Alaska wolf bounty halted
Wolves are protected in the continental United States, but numbers are greater in Alaska, where they are managed as predators.
Restraining order blocks $150 boundy to kill wolves as part of predator control program
by Cat Urbigkit, Pinedale Online!
April 3, 2007
Last Friday, an Alaska Superior Court judge issued a temporary restraining order blocking the state from paying a $150 bounty to permittees who kill wolves as part of the predator control programs. The decision is a result of a motion filed by Defenders of Wildlife, the Alaska Wildlife Alliance and the Alaska Chapter of the Sierra Club earlier in the week that challenged the legal authority of the state to issue bounties.
The governor had recently authorized the bounty to serve as an incentive to aerial gunners to kill more wolves in the control areas since the State has said it is not meeting its goal of predator kills. The state is targeting over 600 wolves, a number Defenders challenges because it is not based on sound, scientific data, but on faulty, anecdotal guesses.
"We are pleased the bounty program is temporarily stopped. We believe that the reason the number of wolves that have been killed this year is lower than desired is because the state relied on outdated and incomplete information about the wolf populations in the control areas. The state should put the money that was allocated for the bounty program toward conducting a proper survey of the wolf populations before any more wolves are shot by aerial gunners," stated Tom Banks, Defenders of Wildlife's Alaska associate.
The temporary restraining order noted that although state wildlife department officials termed the bounties as “incentives,” the court noted, "The payment of money for each wolf killed by a permittee is a bounty pure and simple.”
The court ruled that only the state game board could issue such bounties, not the department.

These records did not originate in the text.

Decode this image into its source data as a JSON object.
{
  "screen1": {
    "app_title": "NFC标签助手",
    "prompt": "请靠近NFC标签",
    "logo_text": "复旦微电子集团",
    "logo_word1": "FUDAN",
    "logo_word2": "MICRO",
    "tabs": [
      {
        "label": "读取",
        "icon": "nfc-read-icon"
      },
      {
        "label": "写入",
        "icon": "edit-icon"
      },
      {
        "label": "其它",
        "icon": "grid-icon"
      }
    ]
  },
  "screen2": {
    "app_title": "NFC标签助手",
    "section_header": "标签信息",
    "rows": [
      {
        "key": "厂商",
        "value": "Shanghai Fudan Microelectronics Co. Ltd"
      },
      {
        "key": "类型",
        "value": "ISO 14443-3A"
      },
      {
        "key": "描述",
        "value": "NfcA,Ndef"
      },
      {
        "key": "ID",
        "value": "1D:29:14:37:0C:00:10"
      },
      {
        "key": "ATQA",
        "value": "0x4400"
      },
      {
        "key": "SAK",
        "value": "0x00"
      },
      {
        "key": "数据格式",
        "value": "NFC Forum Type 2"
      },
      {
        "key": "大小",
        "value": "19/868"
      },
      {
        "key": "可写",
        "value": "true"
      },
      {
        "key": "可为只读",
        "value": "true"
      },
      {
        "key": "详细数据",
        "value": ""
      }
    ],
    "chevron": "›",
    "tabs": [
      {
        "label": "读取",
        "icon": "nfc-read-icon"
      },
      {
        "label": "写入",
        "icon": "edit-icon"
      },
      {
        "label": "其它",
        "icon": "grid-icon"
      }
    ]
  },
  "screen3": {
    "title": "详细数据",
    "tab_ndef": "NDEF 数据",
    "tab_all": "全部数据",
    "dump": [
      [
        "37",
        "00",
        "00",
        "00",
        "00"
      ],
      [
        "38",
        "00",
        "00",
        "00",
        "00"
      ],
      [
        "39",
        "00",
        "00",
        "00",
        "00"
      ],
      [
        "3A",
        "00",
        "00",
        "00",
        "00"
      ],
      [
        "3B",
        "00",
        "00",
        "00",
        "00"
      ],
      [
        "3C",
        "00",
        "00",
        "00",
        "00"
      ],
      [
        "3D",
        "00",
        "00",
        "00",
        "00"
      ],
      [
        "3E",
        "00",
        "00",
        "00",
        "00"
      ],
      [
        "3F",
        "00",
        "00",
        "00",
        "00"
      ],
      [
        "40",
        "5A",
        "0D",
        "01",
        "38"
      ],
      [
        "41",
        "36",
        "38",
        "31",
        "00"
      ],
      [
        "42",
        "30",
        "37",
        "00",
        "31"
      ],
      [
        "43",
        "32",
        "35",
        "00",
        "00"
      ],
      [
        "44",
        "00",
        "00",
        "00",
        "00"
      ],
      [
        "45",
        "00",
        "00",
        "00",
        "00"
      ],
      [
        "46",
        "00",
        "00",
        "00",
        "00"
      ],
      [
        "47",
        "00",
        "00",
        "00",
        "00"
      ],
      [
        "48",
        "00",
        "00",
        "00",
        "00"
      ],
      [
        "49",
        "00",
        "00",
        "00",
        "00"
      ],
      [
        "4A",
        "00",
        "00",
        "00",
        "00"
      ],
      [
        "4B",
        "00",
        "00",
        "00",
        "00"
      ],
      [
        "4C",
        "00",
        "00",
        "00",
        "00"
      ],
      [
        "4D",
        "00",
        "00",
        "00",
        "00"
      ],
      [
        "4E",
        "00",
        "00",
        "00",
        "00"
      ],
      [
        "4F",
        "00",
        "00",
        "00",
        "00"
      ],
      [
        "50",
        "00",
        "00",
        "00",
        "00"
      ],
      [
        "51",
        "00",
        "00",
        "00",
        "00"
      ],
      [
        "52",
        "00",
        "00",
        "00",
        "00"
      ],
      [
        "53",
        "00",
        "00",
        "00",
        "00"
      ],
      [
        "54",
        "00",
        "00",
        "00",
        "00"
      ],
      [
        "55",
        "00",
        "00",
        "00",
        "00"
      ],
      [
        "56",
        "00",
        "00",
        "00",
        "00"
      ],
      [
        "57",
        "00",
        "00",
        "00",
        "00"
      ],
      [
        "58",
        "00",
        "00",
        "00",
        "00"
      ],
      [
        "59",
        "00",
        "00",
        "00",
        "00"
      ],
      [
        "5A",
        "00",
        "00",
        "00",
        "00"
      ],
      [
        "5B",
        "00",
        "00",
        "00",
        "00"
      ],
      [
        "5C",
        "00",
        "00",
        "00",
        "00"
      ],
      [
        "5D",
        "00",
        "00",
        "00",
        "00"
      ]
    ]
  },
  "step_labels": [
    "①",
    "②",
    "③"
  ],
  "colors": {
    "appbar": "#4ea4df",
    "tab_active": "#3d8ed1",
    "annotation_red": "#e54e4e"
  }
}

The order indicated that the issue could be resolved by simple rule-making by the board, which the department could then implement.
Photo by Cat Urbigkit, file photo